I've had psoriasis since I was 13, so at this point I've had it for more than half of my life. Mine started on my scalp. I started going to the doctor and she thought it was dermatitis, just a dry scalp. She gave me ointments, and it just wasn't going away. After another two years, I started getting spots all over my body -- but little ones, because I have guttate rather than plaque, so it looks kind of like a tiny rash. When that happened, we were visiting family in Argentina. My mom's really good friend works at a big hospital there and she made her take me to the dermatologist. He took one look at me and said, "You have psoriasis."
Of course, I was just like, No, no, no. I don't know what that is, and for two years someone's been telling me that I have dry scalp. But he said "No. I'm going to run some tests to see if it's a fungus or if it's any other kind of infection, but ...." And of course he was right. I was amazed. He had one look at me, at my scalp, my spots, and he was certain.
I had no idea what psoriasis was -- I just knew it was bad. I just remember that the doctor gave me some things to pick up at the pharmacy, and I was thinking, "What is going on here?" Even now, I don't know anybody in my family, on either side, who has psoriasis. I have family in Spain, and they've told us, "Yeah, we don't know anybody here, either."
You know, I honestly don't remember if anyone really explained the condition to me. But thinking back now, and knowing that I went to the doctor for so many years and I never, ever even heard that word. It's kind of unbelievable to me now.
When I came back to the States from Argentina, my scalp was getting worse. I finally, finally started seeing a dermatologist when I was around 16, and started getting a handle on treatment for it then. But I don't think I was aware of what psoriasis really is until I was older. At that point, when I was teenager, I was definitely angry, because for a couple of years I'd had different people telling me different things, and I didn't know who to trust. And what really gets me upset is that all these years later, my mom still feels guilty -- like there was something else or something more she could have done. But I tell her, "Mom, you go to the doctor and they tell you something, you're going to take their word for it, right?" The fact is, especially because I was young, I didn't know how to advocate for myself.

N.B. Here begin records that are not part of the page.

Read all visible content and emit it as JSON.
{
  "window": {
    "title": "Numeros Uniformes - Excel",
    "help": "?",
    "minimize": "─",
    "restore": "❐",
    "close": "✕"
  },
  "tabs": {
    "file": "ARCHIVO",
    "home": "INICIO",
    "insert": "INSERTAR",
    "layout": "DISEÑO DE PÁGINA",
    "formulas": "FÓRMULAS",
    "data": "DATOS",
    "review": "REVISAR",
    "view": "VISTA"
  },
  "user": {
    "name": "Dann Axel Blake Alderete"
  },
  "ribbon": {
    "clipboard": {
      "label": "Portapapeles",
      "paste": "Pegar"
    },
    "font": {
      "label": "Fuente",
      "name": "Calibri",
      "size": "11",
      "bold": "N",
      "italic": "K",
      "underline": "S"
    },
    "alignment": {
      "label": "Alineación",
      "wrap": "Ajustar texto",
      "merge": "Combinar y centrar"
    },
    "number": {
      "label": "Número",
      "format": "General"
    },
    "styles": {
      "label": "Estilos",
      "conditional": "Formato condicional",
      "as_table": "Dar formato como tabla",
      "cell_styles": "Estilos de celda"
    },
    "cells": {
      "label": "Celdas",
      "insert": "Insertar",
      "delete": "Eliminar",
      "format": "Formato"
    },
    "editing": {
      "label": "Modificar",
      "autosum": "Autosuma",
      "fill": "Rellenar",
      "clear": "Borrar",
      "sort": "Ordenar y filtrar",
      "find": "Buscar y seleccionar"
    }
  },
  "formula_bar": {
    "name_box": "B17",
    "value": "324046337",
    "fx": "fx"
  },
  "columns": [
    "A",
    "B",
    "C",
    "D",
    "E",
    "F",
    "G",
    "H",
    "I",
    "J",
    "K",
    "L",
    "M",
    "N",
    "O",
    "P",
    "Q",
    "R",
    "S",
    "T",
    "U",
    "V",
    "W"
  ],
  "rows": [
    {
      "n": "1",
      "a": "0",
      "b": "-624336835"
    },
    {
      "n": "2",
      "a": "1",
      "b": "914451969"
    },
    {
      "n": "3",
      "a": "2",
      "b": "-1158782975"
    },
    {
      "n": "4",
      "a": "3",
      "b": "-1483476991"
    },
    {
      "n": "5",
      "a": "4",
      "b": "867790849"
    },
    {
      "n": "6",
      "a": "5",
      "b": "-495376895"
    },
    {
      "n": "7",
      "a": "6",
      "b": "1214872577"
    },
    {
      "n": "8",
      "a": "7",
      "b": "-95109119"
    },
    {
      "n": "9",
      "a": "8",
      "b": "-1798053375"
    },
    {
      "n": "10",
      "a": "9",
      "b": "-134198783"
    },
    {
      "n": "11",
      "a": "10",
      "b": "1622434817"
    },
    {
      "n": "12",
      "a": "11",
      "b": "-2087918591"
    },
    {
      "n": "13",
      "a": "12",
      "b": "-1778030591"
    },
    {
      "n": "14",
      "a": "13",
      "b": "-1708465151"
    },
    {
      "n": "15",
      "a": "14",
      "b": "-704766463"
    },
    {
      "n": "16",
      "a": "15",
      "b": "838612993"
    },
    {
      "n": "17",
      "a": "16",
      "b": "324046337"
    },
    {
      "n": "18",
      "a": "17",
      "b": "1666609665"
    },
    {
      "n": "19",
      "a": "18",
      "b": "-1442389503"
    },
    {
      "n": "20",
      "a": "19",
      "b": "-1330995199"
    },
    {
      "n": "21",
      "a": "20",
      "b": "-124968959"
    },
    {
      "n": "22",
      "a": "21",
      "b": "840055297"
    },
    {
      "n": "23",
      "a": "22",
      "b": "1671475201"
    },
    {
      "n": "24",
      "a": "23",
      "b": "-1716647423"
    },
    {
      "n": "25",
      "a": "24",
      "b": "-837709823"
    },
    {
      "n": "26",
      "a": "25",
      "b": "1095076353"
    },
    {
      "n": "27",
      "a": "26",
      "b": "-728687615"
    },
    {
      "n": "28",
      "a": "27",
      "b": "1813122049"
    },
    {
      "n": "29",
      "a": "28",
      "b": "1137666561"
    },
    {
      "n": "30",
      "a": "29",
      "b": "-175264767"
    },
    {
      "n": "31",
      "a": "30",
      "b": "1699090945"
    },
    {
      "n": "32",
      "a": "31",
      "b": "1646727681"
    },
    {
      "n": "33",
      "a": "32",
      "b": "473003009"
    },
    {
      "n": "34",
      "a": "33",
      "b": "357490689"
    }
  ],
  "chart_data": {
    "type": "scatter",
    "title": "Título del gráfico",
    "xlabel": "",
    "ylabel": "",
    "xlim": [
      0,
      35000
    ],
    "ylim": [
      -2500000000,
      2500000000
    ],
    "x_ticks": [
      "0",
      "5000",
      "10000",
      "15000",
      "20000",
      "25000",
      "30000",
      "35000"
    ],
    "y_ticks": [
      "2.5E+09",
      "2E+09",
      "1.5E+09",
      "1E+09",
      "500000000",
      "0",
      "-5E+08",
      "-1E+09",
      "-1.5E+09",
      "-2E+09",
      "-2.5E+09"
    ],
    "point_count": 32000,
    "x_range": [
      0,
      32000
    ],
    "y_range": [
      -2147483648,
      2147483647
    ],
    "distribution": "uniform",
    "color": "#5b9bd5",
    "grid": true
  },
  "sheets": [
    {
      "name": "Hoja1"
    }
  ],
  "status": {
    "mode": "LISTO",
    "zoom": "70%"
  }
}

I was diagnosed with psoriatic arthritis 10 years later, when I was 25, and in a weird way it's kind of funny, because my experience with that diagnosis was sort of the opposite of when I was a teenager. When I got diagnosed with psoriatic arthritis, I was one-hundred percent relieved, because by that point I knew about the National Psoriasis Foundation, and I knew that this was possibly what I had. The diagnosis kind of validated my feelings, because I was really tired, my joints hurt, I was in pain -- all the usual symptoms. When you're in your early 20s, or even now, in my 30s, a lot of people just don't believe it when you tell them that you have a form of arthritis. I got really lucky, with a really good rheumatologist -- with psoriatic arthritis, it's really hard to diagnose and pinpoint, so unless you have a rheumatologist that's been around the block for a while, they kind of don't want to diagnose it -- and when he told me that I had it, I was like, "Okay. I've been waiting for it."
One piece of advice I have for people with psoriasis and psoriatic arthritis -- besides learning to advocate for yourself, which is absolutely crucial -- is that that you should invest if you possibly can in really good bedding. If you have blankets and sheets that are nice and soft, you won't irritate your skin and you'll be able to sleep better, and sleep is so important for everyone, not just those of us with chronic illness.
And definitely look into hypoallergenic soap. I learned that the hard way. I spent a lot of the time scratching myself, couldn't figure out what it was, and finally realized that the soaps I was using, including laundry detergent, were irritating my skin even more. So those two practical steps -- which might seem small -- could definitely help. Nice bedding and hypoallergenic soap. Money well spent.